"Ekpe is somebody that loves Baylor and loves the people and loves representing this university,'' Drew said. "At the same time his goal -- as most players -- is to always play at the highest level, and he's put himself in position to be able to do that.
"He's got two great opportunities, and as a coach we support whatever he chooses. When you have great options, then it's up to the player to make decisions.''
Like Udoh, Dunn will also have a tough decision to make regarding his future. The 6-4 junior from Monroe, La, finished the year second in the Big 12 in scoring (19.6 ppg), and shot 45 percent from the field and .419 percent from three-point range.
"Lace will do the exact same thing (as Udoh),'' Drew said. "Gather information, pray about it and then make a good decision.''
In addition to Udoh and Dunn, Drew said senior point guard Tweety Carter and center senior Josh Lomers could be in a pro basketball uniform this time next year. Remarkably, to say that four players off one Baylor team could be playing pro basketball next season speaks volumes about how far Drew has brought this program since arriving in Waco seven years ago.
Saddled with the murder of one player by another and the subsequent cover-up by former coach Dave Bliss, Drew took over arguably the worst coaching situation in the nation. At the time, quality recruits were staying away from Baylor as if the school had the plague, and turning the program around any time soon seemed like a pipe dream.
But seven years later, and the Bears have put together back-to-back-to-back 20-win seasons for the first time in school history. They also won a school-record 28 games this year and reached the NCAA Tournament Elite 8 for the first time in the modern era.
Players with NBA potential like Udoh and Dunn sure helped the cause.
"If you get into coaching your goal is always to help young people,'' Drew said. "Our goal is to help them reach their goals and dreams.
"So for us it's a situation where when they leave Baylor we want them to have options, we want them to have a degree, and we want them to have a chance to play professional basketball. When we first got to Baylor we weren't worried about (players turning pro). We weren't provided opportunities like this.''
Back then, Drew was just worried about fielding a decent team that wouldn't get blown out. Now, to have four potential pro prospects on one team shows just how far the Bears have come from the dark days under Bliss' stewardship.
Meanwhile, Carter is participating in the Portsmouth Invitational Tournament -- which showcases the best seniors in college basketball -- with his first game slated for Wednesday at 6 p.m. in Portsmouth, Va. Two of his teammates are Texas A&M center Bryan Davis and Oklahoma guard Tony Crocker.
"Tweety and Josh both would like to try to play professionally, which is great because you want to play as long as you can, because when you hang it up you're not going to play any more and you can't go back and do that,'' Drew said. "Both of them should have opportunities and both of them would love to play in the NBA.

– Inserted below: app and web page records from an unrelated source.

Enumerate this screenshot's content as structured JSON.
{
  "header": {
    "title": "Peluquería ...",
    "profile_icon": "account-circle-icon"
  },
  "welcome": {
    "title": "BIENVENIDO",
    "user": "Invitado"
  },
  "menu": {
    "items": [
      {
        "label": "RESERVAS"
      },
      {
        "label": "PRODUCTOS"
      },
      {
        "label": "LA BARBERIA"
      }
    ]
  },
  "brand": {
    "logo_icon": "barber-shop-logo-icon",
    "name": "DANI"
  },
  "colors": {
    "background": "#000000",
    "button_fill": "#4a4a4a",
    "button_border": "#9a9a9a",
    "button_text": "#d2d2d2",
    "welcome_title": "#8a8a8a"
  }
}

"But nowadays you can play in the (NBA) D-League, you can play overseas. If you want to play and you're talented like those two, you can play for awhile. Obviously, we're hoping the best for them. Their stock has definitely gone up, so that's a good thing.''
So has the stock of Baylor, which could become known as a school that produces pro basketball players.
-- Dwain Price